The June 6 program did not spare the young musicians or the audience by presenting relatively simple and short fare, offering about two hours of music. Zander dashed out for the concert opener, and with a very brief acknowledgement of the audience, immediately jumped into Glinka’s Overture to the opera Ruslan and Ludmila. Showing off how accomplished these young musicians are, he whipped up the tempo to a near frenzy, and the players came through with flying colors in a rousing performance. They also showed how well they can take on the role of accompanist during Ayano Ninomiya’s impressive reading of Stravinsky’s neo-classical Violin Concerto. Debussy’s La Mer that followed was most compelling. The atmospheric first movement glowed withcoloristic effects while the second was awash in billowing waves of sound. Frenetic intensity gave the final movement a sharp edge. The BPYO musicians displayed virtually flawless playing, often taut and always articulate, and their level of concentration, commitment and energetic fervor, were evident throughout. During the finale of the concluding work, Tchaikovsky’s Fifth Symphony, the brass seemed to wear under the strain, but the overall performance was solid and vibrant. Occasionally, the endings of arched phrases were swallowed, possibly because by some of the players may have reached the limit of their endurance in this fairly lengthy program. Given the likelihood that many members of the audience were attending a classical music concert for the first time, it was heartening that they reacted so enthusiastically to the entire performance, as did all who attended.
The second concert given on the following day, was devoted to three works that relate in one way or another to Spring. Debussy’s Prélude à l’apres-midi d’un faune was simply gorgeous, with a lovely flute solo by Carlos Aguilar and an exquisitely exotic closing section. Then Zander and the BPYO conjoined two works probably never performed in the same concert: Stravinsky’s The Rite of Spring and Mahler’s First Symphony; each extraordinarily challenging works for a youth orchestra. Zander elicitedan exceptionally dramatic and technically skillful performance of The Rite, putting the ensemble through its paces during the metrically and rhythmically difficult passages in the concluding dances of Parts I and II. Combining amazing technical skill with characterful playing, the BPYO showed how much can be done with a dedicated group of young musicians under the direction of a master who has the experience and know-how to elicit a top-drawer performance from his players.
Much the same can be said of the Mahler First. But here Zander’s impressed as well by his attending to score details, such as reinforced accents, and energizing the orchestra when it might well have run out of steam. During the closing peroration, Zander adheredto Mahler’s directions to put some weight on the second part of the heroic theme during the passage marked “Triumphal” (the core of the entire symphony), which lasts for 60 bars! Few conductors heed this vital marking, choosing to maintain the previous tempo and thereby undercutting the dramatic effect Mahler sought to convey. The result was stupendous! Rising to their feet, the audience exploded with animated applause. From Carnegie the Zander brings the BPYO on a tour of Spain. This is not their first venture in Europe, where their performances have already met with great success. It is

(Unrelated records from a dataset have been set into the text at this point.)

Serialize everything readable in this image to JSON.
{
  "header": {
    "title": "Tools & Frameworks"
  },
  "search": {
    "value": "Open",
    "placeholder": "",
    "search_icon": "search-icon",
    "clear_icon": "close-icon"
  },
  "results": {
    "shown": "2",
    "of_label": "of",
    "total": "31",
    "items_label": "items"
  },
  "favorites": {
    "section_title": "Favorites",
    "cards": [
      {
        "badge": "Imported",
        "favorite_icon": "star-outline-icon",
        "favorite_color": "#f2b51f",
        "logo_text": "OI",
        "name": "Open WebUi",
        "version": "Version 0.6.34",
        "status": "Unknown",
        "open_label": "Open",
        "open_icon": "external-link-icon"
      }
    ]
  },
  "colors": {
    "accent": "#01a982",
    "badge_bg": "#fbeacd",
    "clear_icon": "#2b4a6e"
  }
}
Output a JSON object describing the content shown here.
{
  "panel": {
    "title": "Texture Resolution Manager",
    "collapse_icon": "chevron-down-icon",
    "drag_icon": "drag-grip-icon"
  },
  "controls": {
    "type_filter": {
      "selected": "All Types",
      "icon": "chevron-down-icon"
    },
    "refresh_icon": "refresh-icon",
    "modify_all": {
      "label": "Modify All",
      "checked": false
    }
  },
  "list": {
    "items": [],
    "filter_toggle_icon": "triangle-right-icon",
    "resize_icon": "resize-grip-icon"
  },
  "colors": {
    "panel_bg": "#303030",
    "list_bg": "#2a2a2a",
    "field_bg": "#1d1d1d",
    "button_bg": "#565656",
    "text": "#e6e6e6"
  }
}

a tribute to Maestro Zander and his young musicians that they have accomplished so much in a short time. Their impact on the resolving the “youth” issue has already borne fruit. We wish them continued success in their estimable mission to revitalize the interest of young people in classical music.